Data Integration, Dissemination, and Informatics: Building useful climate models requires vast amounts of data. Millions of atmospheric measurements influencing global climate are shared via the ORNL-managed data center for the DOE Atmospheric Radiation Measurement (ARM) User Facility. Similarly, the ORNL Distributed Active Archive Center (ORNL DAAC) archives and distributes terrestrial ecology data from NASA Earth Science missions. CCSI makes diverse data and data management tools accessible to a range of stakeholders to facilitate science.

Arctic 1

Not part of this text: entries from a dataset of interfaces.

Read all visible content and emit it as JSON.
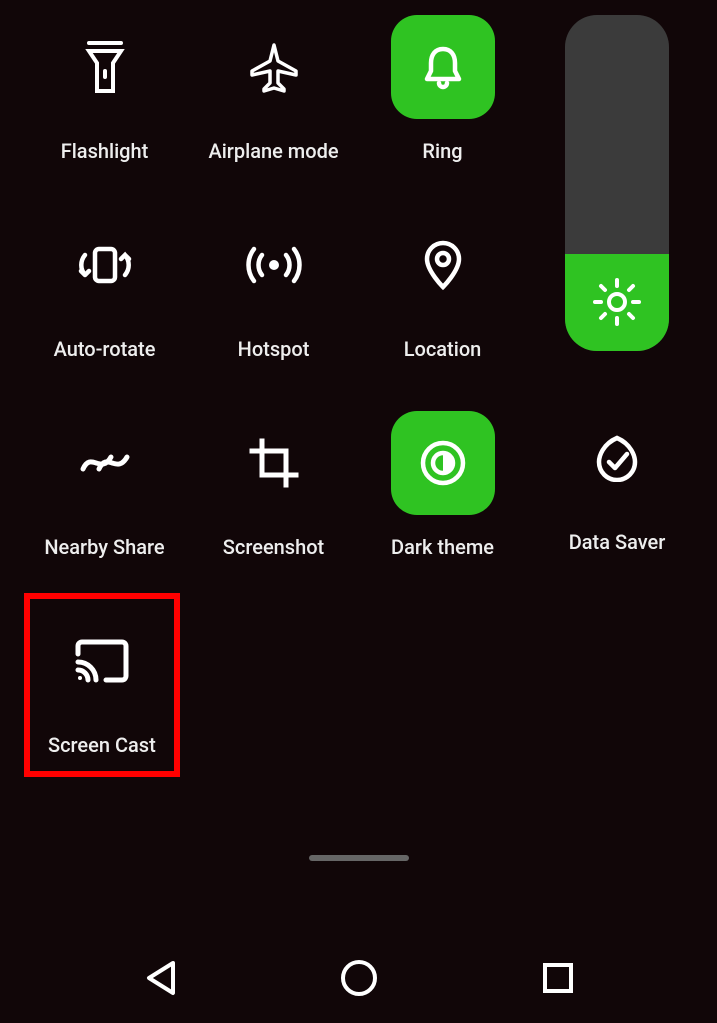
{
  "tiles": {
    "flashlight": {
      "label": "Flashlight",
      "active": false
    },
    "airplane": {
      "label": "Airplane mode",
      "active": false
    },
    "ring": {
      "label": "Ring",
      "active": true
    },
    "autorotate": {
      "label": "Auto-rotate",
      "active": false
    },
    "hotspot": {
      "label": "Hotspot",
      "active": false
    },
    "location": {
      "label": "Location",
      "active": false
    },
    "nearby": {
      "label": "Nearby Share",
      "active": false
    },
    "screenshot": {
      "label": "Screenshot",
      "active": false
    },
    "darktheme": {
      "label": "Dark theme",
      "active": true
    },
    "datasaver": {
      "label": "Data Saver",
      "active": false
    },
    "screencast": {
      "label": "Screen Cast",
      "active": false
    }
  },
  "brightness": {
    "percent": 29
  },
  "highlight": "screencast",
  "colors": {
    "accent": "#2fc322",
    "highlight": "#ff0000"
  }
}
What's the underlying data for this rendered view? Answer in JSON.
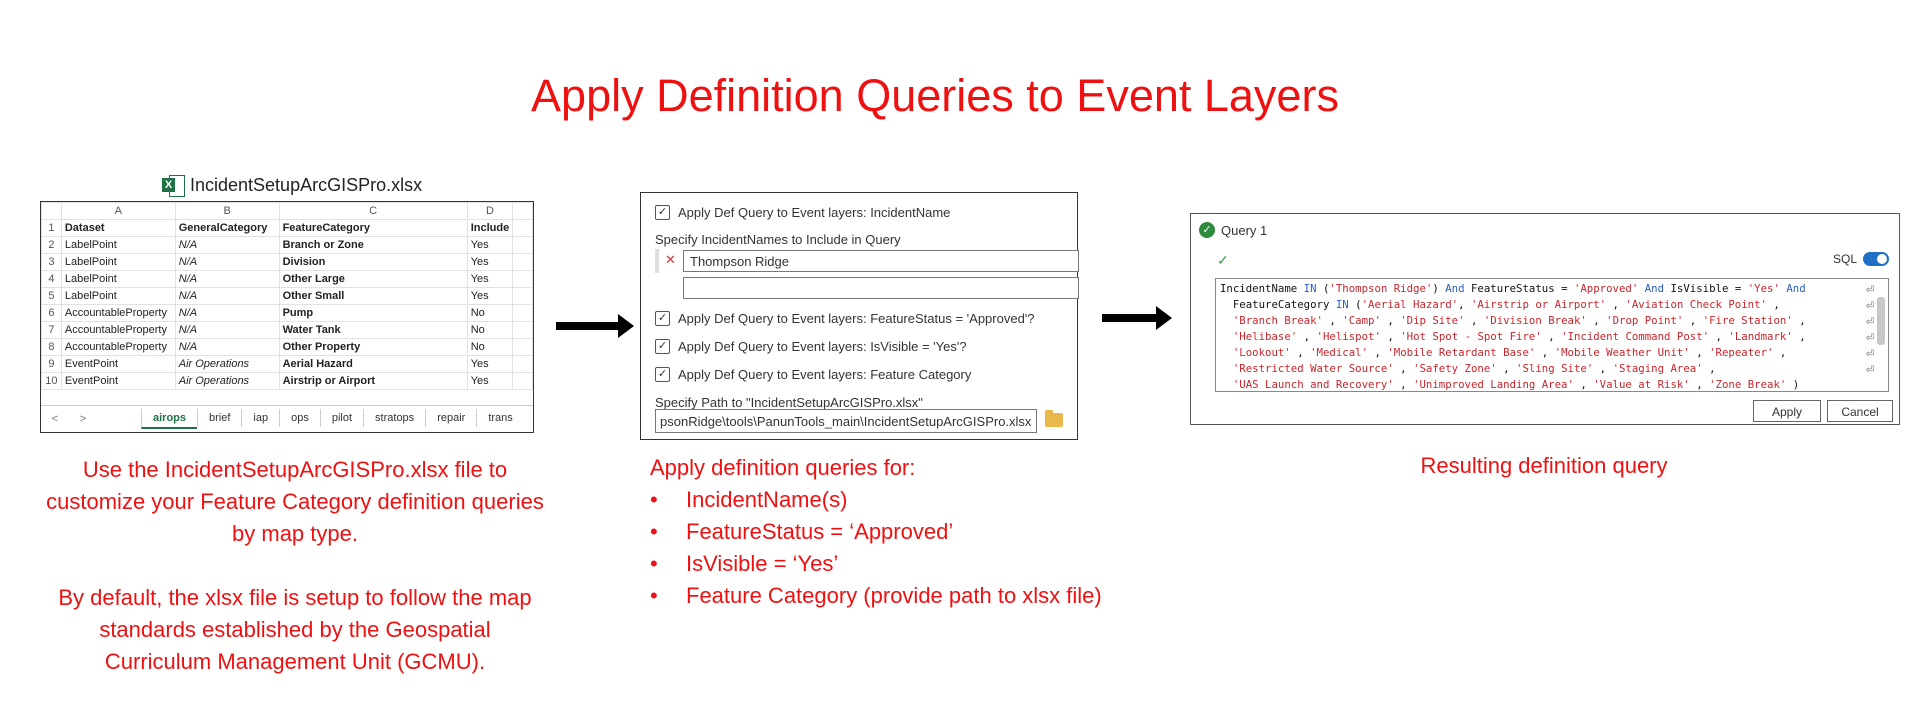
{
  "title": "Apply Definition Queries to Event Layers",
  "excel": {
    "filename": "IncidentSetupArcGISPro.xlsx",
    "col_letters": [
      "A",
      "B",
      "C",
      "D"
    ],
    "rows": [
      [
        "1",
        "Dataset",
        "GeneralCategory",
        "FeatureCategory",
        "Include"
      ],
      [
        "2",
        "LabelPoint",
        "N/A",
        "Branch or Zone",
        "Yes"
      ],
      [
        "3",
        "LabelPoint",
        "N/A",
        "Division",
        "Yes"
      ],
      [
        "4",
        "LabelPoint",
        "N/A",
        "Other Large",
        "Yes"
      ],
      [
        "5",
        "LabelPoint",
        "N/A",
        "Other Small",
        "Yes"
      ],
      [
        "6",
        "AccountableProperty",
        "N/A",
        "Pump",
        "No"
      ],
      [
        "7",
        "AccountableProperty",
        "N/A",
        "Water Tank",
        "No"
      ],
      [
        "8",
        "AccountableProperty",
        "N/A",
        "Other Property",
        "No"
      ],
      [
        "9",
        "EventPoint",
        "Air Operations",
        "Aerial Hazard",
        "Yes"
      ],
      [
        "10",
        "EventPoint",
        "Air Operations",
        "Airstrip or Airport",
        "Yes"
      ]
    ],
    "tabs": [
      "airops",
      "brief",
      "iap",
      "ops",
      "pilot",
      "stratops",
      "repair",
      "trans"
    ],
    "active_tab": "airops",
    "nav_prev": "<",
    "nav_next": ">"
  },
  "settings": {
    "chk1": "Apply Def Query to Event layers: IncidentName",
    "specify_names": "Specify IncidentNames to Include in Query",
    "incident_value": "Thompson Ridge",
    "incident_empty": "",
    "chk2": "Apply Def Query to Event layers: FeatureStatus = 'Approved'?",
    "chk3": "Apply Def Query to Event layers: IsVisible = 'Yes'?",
    "chk4": "Apply Def Query to Event layers: Feature Category",
    "path_label": "Specify Path to \"IncidentSetupArcGISPro.xlsx\"",
    "path_value": "psonRidge\\tools\\PanunTools_main\\IncidentSetupArcGISPro.xlsx",
    "check_glyph": "✓",
    "remove_glyph": "✕"
  },
  "query": {
    "header": "Query 1",
    "sql_label": "SQL",
    "apply": "Apply",
    "cancel": "Cancel",
    "text": "IncidentName IN ('Thompson Ridge') And FeatureStatus = 'Approved' And IsVisible = 'Yes' And FeatureCategory IN ('Aerial Hazard', 'Airstrip or Airport', 'Aviation Check Point', 'Branch Break', 'Camp', 'Dip Site', 'Division Break', 'Drop Point', 'Fire Station', 'Helibase', 'Helispot', 'Hot Spot - Spot Fire', 'Incident Command Post', 'Landmark', 'Lookout', 'Medical', 'Mobile Retardant Base', 'Mobile Weather Unit', 'Repeater', 'Restricted Water Source', 'Safety Zone', 'Sling Site', 'Staging Area', 'UAS Launch and Recovery', 'Unimproved Landing Area', 'Value at Risk', 'Zone Break')"
  },
  "captions": {
    "left_p1": "Use the IncidentSetupArcGISPro.xlsx file to customize your Feature Category definition queries by map type.",
    "left_p2": "By default, the xlsx file is setup to follow the map standards established by the Geospatial Curriculum Management Unit (GCMU).",
    "mid_intro": "Apply definition queries for:",
    "mid_items": [
      "IncidentName(s)",
      "FeatureStatus = ‘Approved’",
      "IsVisible = ‘Yes’",
      "Feature Category (provide path to xlsx file)"
    ],
    "right": "Resulting definition query"
  }
}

Integrative Ecosystem Science: ORNL is a global leader in large-scale ecosystem experiments; notably, the Next-Generation Ecosystem Experiments (NGEE) Arctic, based in Alaska, and the Spruce and Peatland Responses Under Changing Environments (SPRUCE) project, based in northern Minnesota. Researchers also contribute to the NGEE Tropics project. These long-term experiments examine ecosystems particularly vulnerable to climate change, producing data to inform predictive models from local to global scales.


Impacts, Adaptation, and Community Dynamics: Researchers develop analysis tools and methods for assessing adaptation strategies at the intersection of climate science, energy use, and environmental justice. They provide data and tools to stakeholders who must prepare community members and infrastructure for risks associated with climate change. One example is TRITON, the Two-dimensional Runoff Inundation Toolkit for Operational Needs, a model that uses supercomputing to create flood forecasts for any scenario and terrain.

Pathways to Net-Zero Carbon Emissions

Pathways to Net-Zero Carbon Emissions: Scientists use artificial intelligence and high-performance computing to integrate data from diverse sources into regional models to inform decision-making, mitigation strategies, and technology development. For example, ORNL researchers examined building architectures in the Chicago area and identified which geometries had the greatest cooling effects on local and regional temperatures and resulting energy use. Determining effective decarbonization pathways is an emerging capability that draws on expertise across the laboratory, including innovations in clean energy technologies.